The Gulf region encompasses members of the Gulf Cooperation Council, Yemen, Iraq and Iran. The EU pursues a flexible geographic and thematic approach with the objective of easing regional tension, preventing conflict and mitigating risks, and supporting social transformation. The EU seeks to support a stronger partnership with the Gulf to advance EU external priorities, stronger regional integration through dialogue and cooperation, diversified economies through greener and more sustainable consumption and production, and more open and inclusive societies. Engagement on the global agenda will also be reinforced.
Cooperation with High Income Countries is managed by the European Commission Service for Foreign Policy Instruments.
Conflict and insecurity, climate change and environmental degradation, and poverty and inequality all significantly contribute to migration and forced displacement. This has a knock-on effect on statelessness and citizenship rights - migrant workers are at high risk of labour rights’ violations.
Three of the current major forced displacement situations are in the Asia region, namely the Afghan displacement situation, the displacement situation in Iraq and the displacement of Myanmar populations, including the Rohingya refugee crisis.
The EU is establishing a comprehensive programme addressing migration and human mobility at regional level, covering a wide range of migration-related issues, complementing actions implemented at national level.

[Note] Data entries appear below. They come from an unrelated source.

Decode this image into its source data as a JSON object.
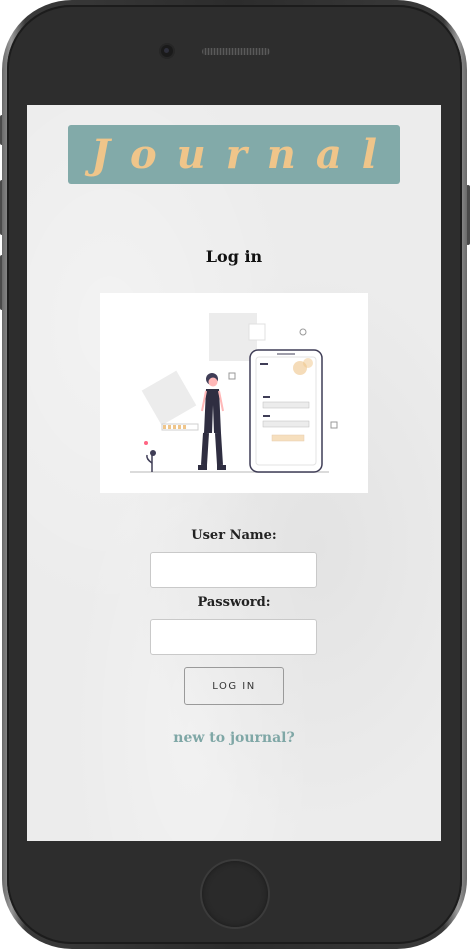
{
  "app": {
    "banner_title": "Journal"
  },
  "login": {
    "heading": "Log in",
    "username_label": "User Name:",
    "username_value": "",
    "password_label": "Password:",
    "password_value": "",
    "submit_label": "LOG IN",
    "signup_link": "new to journal?"
  },
  "colors": {
    "banner_bg": "#82aaa9",
    "banner_text": "#efc58a",
    "link": "#7fa7a6",
    "screen_bg": "#ececec"
  },
  "illustration": {
    "icon": "woman-with-phone-login-illustration"
  }
}
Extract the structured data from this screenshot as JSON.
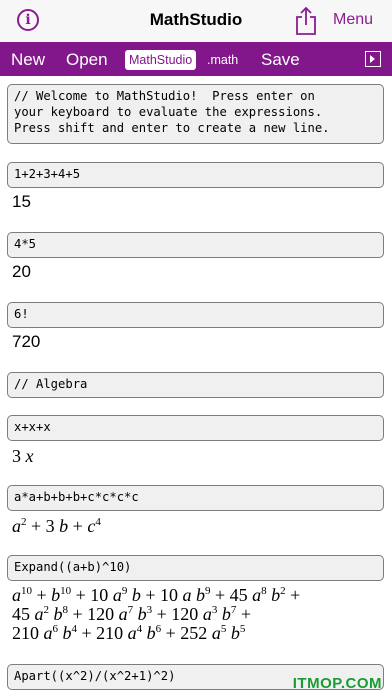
{
  "app": {
    "title": "MathStudio",
    "menu_label": "Menu"
  },
  "toolbar": {
    "new_label": "New",
    "open_label": "Open",
    "file_name": "MathStudio",
    "file_ext": ".math",
    "save_label": "Save"
  },
  "icons": {
    "info": "info-icon",
    "share": "share-icon",
    "panel": "panel-toggle-icon"
  },
  "colors": {
    "accent": "#81178a"
  },
  "cells": [
    {
      "input": "// Welcome to MathStudio!  Press enter on\nyour keyboard to evaluate the expressions.\nPress shift and enter to create a new line."
    },
    {
      "input": "1+2+3+4+5",
      "output": "15"
    },
    {
      "input": "4*5",
      "output": "20"
    },
    {
      "input": "6!",
      "output": "720"
    },
    {
      "input": "// Algebra"
    },
    {
      "input": "x+x+x",
      "output": "3x"
    },
    {
      "input": "a*a+b+b+b+c*c*c*c",
      "output": "a^2 + 3b + c^4"
    },
    {
      "input": "Expand((a+b)^10)",
      "output": "a^10 + b^10 + 10a^9b + 10ab^9 + 45a^8b^2 + 45a^2b^8 + 120a^7b^3 + 120a^3b^7 + 210a^6b^4 + 210a^4b^6 + 252a^5b^5"
    },
    {
      "input": "Apart((x^2)/(x^2+1)^2)"
    }
  ],
  "watermark": "ITMOP.COM"
}
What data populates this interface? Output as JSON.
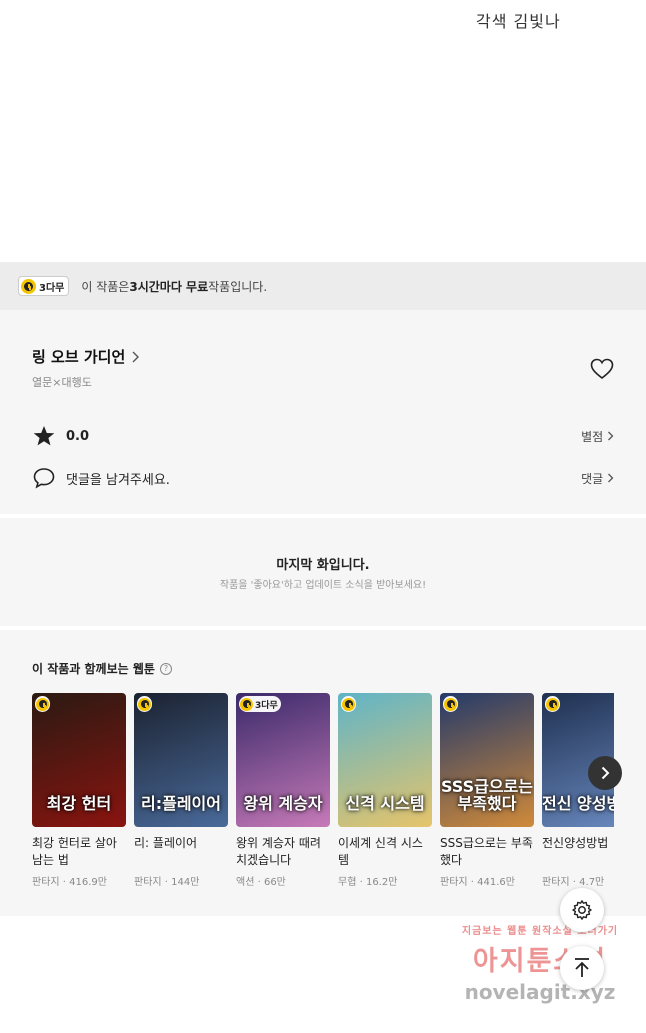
{
  "top": {
    "credit": "각색 김빛나"
  },
  "notice": {
    "badge": "3다무",
    "pre": "이 작품은 ",
    "bold": "3시간마다 무료",
    "post": " 작품입니다."
  },
  "work": {
    "title": "링 오브 가디언",
    "author": "열문×대행도",
    "rating": "0.0",
    "rating_link": "별점",
    "comment_prompt": "댓글을 남겨주세요.",
    "comment_link": "댓글"
  },
  "last": {
    "title": "마지막 화입니다.",
    "subtitle": "작품을 '좋아요'하고 업데이트 소식을 받아보세요!"
  },
  "recommend": {
    "heading": "이 작품과 함께보는 웹툰",
    "items": [
      {
        "title": "최강 헌터로 살아남는 법",
        "genre": "판타지",
        "views": "416.9만",
        "cover_text": "최강 헌터",
        "badge": "",
        "color_a": "#2a1a12",
        "color_b": "#8a1410"
      },
      {
        "title": "리: 플레이어",
        "genre": "판타지",
        "views": "144만",
        "cover_text": "리:플레이어",
        "badge": "",
        "color_a": "#1b2230",
        "color_b": "#4a6a9a"
      },
      {
        "title": "왕위 계승자 때려치겠습니다",
        "genre": "액션",
        "views": "66만",
        "cover_text": "왕위 계승자",
        "badge": "3다무",
        "color_a": "#3a2a6a",
        "color_b": "#c77ab8"
      },
      {
        "title": "이세계 신격 시스템",
        "genre": "무협",
        "views": "16.2만",
        "cover_text": "신격 시스템",
        "badge": "",
        "color_a": "#5fb4c8",
        "color_b": "#e6c46a"
      },
      {
        "title": "SSS급으로는 부족했다",
        "genre": "판타지",
        "views": "441.6만",
        "cover_text": "SSS급으로는 부족했다",
        "badge": "",
        "color_a": "#243a6a",
        "color_b": "#d08a3a"
      },
      {
        "title": "전신양성방법",
        "genre": "판타지",
        "views": "4.7만",
        "cover_text": "전신 양성방법",
        "badge": "",
        "color_a": "#1f3050",
        "color_b": "#6a8ac0"
      }
    ]
  },
  "icons": {
    "settings": "gear-icon",
    "scroll_top": "arrow-up-icon",
    "next": "chevron-right-icon"
  },
  "watermark": {
    "line1": "지금보는 웹툰 원작소설 보러가기",
    "line2": "아지툰소설",
    "line3": "novelagit.xyz"
  }
}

The programme will contribute to implementing EU policy priorities, in particular the New Pact on Migration and Asylum. A special focus will be given to key countries of origin, transit and destination.
All aspects of migration, mobility and forced displacement, including migration management, prevention of irregular migration and forced displacement, supporting border management, countering migrant smuggling and trafficking in human beings, cooperation on return, readmission and support to the sustainable reintegration of returnees, supporting legal migration, and international protection, will be addressed.

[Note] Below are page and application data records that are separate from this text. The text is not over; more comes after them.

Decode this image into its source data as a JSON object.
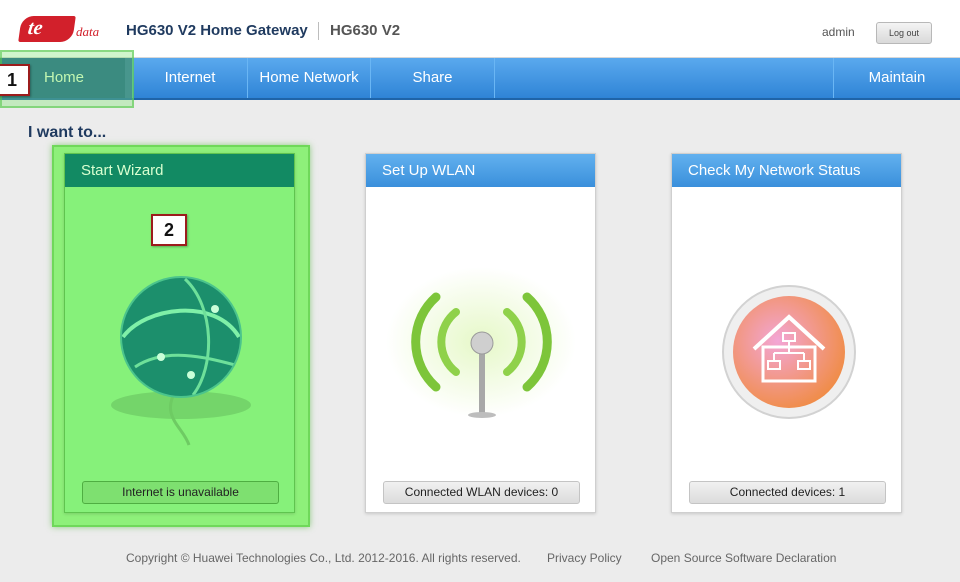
{
  "brand": {
    "logo_text": "te",
    "logo_sub": "data",
    "color": "#d2202b"
  },
  "header": {
    "title": "HG630 V2 Home Gateway",
    "model": "HG630 V2",
    "user": "admin",
    "logout_label": "Log out"
  },
  "nav": {
    "items": [
      {
        "label": "Home",
        "active": true
      },
      {
        "label": "Internet"
      },
      {
        "label": "Home Network"
      },
      {
        "label": "Share"
      },
      {
        "label": "Maintain"
      }
    ]
  },
  "markers": {
    "one": "1",
    "two": "2"
  },
  "main": {
    "heading": "I want to...",
    "cards": [
      {
        "title": "Start Wizard",
        "icon": "globe-icon",
        "status": "Internet is unavailable"
      },
      {
        "title": "Set Up WLAN",
        "icon": "wifi-antenna-icon",
        "status": "Connected WLAN devices: 0"
      },
      {
        "title": "Check My Network Status",
        "icon": "home-network-icon",
        "status": "Connected devices: 1"
      }
    ]
  },
  "footer": {
    "copyright": "Copyright © Huawei Technologies Co., Ltd. 2012-2016. All rights reserved.",
    "privacy": "Privacy Policy",
    "oss": "Open Source Software Declaration"
  },
  "colors": {
    "nav_blue": "#3a8fdb",
    "highlight_green": "#8ef07a",
    "wizard_header": "#128a63"
  }
}
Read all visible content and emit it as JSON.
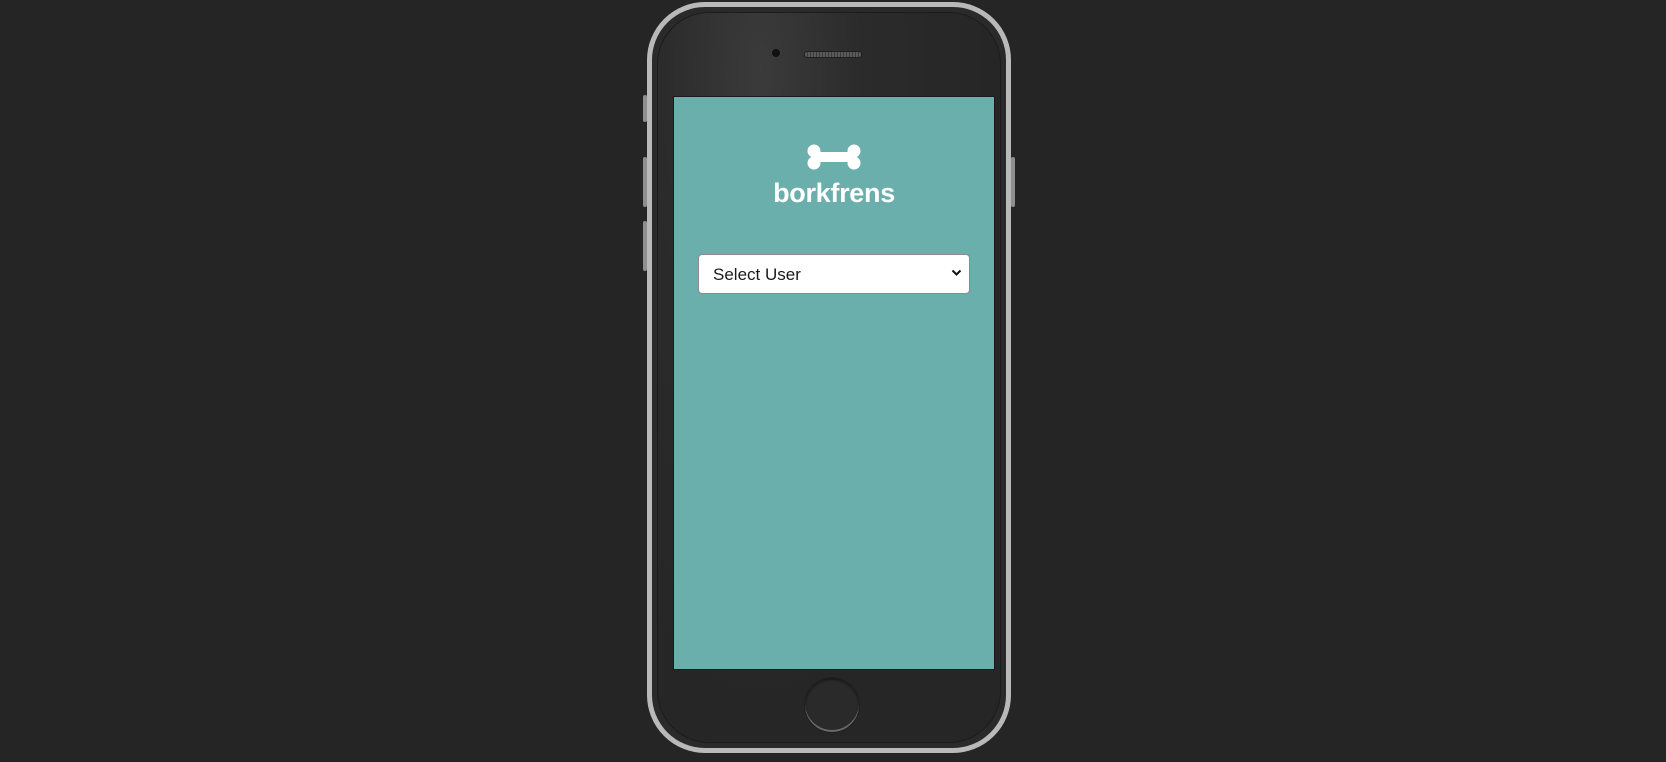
{
  "app": {
    "brand_name": "borkfrens",
    "logo_icon": "bone-icon"
  },
  "user_select": {
    "selected_label": "Select User",
    "options": [
      "Select User"
    ]
  },
  "colors": {
    "page_background": "#252525",
    "screen_background": "#6aafab",
    "brand_text": "#ffffff",
    "phone_frame": "#b9b9b9"
  }
}
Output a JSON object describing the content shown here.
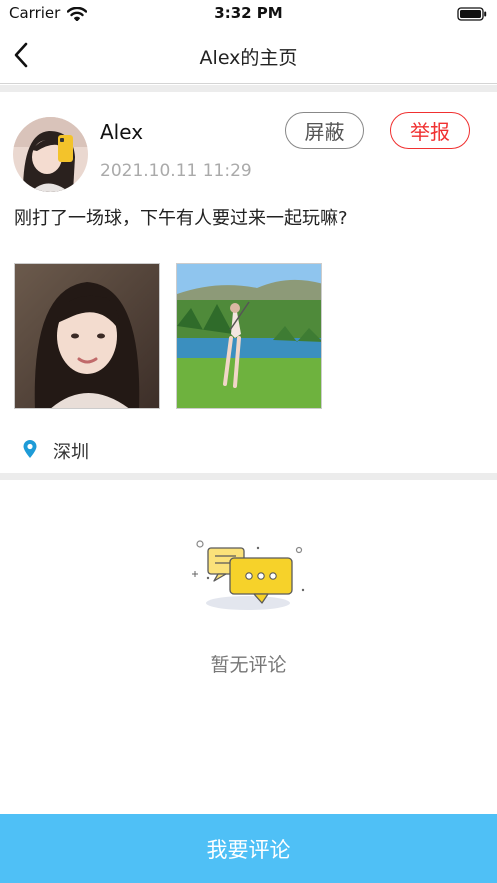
{
  "status_bar": {
    "carrier": "Carrier",
    "time": "3:32 PM"
  },
  "nav": {
    "back_icon": "chevron-left-icon",
    "title": "Alex的主页"
  },
  "post": {
    "author": "Alex",
    "timestamp": "2021.10.11 11:29",
    "block_label": "屏蔽",
    "report_label": "举报",
    "content": "刚打了一场球，下午有人要过来一起玩嘛?",
    "photos": [
      "portrait-photo",
      "golf-course-photo"
    ],
    "location": "深圳",
    "location_icon": "location-pin-icon"
  },
  "comments": {
    "empty_text": "暂无评论",
    "empty_icon": "chat-bubbles-icon"
  },
  "comment_button": {
    "label": "我要评论"
  },
  "colors": {
    "accent": "#4fc0f6",
    "report": "#f03030",
    "location_icon": "#1e9bd7",
    "illustration_yellow": "#f6d22a"
  }
}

Where possible, actions will be designed and implemented in coordination with EU Member States, their development agencies and European financial institutions, in line with a ‘Team Europe’ approach.
The humanitarian, development and peace nexus will be ensured, as well as compliance with international humanitarian and human rights law related to forced displacement and people seeking asylum. A strong gender focus should be part of all actions funded, in line with the EU Gender Action Plan III.
- Council Conclusions on an EU Strategy for Cooperation in the IndoPacific - April 2021
- EU Central Asia strategy and factsheet - May 2019
- Joint Communication on engagement with Gulf countries - May 2022
- Joint Communication EU-China: A strategic outlook - March 2019
- Region: Asia – European External Action Service
- Region: Central Asia - European External Action Service
- Region: Middle East and North Africa - European External Action Service
- Region: Pacific - European External Action Service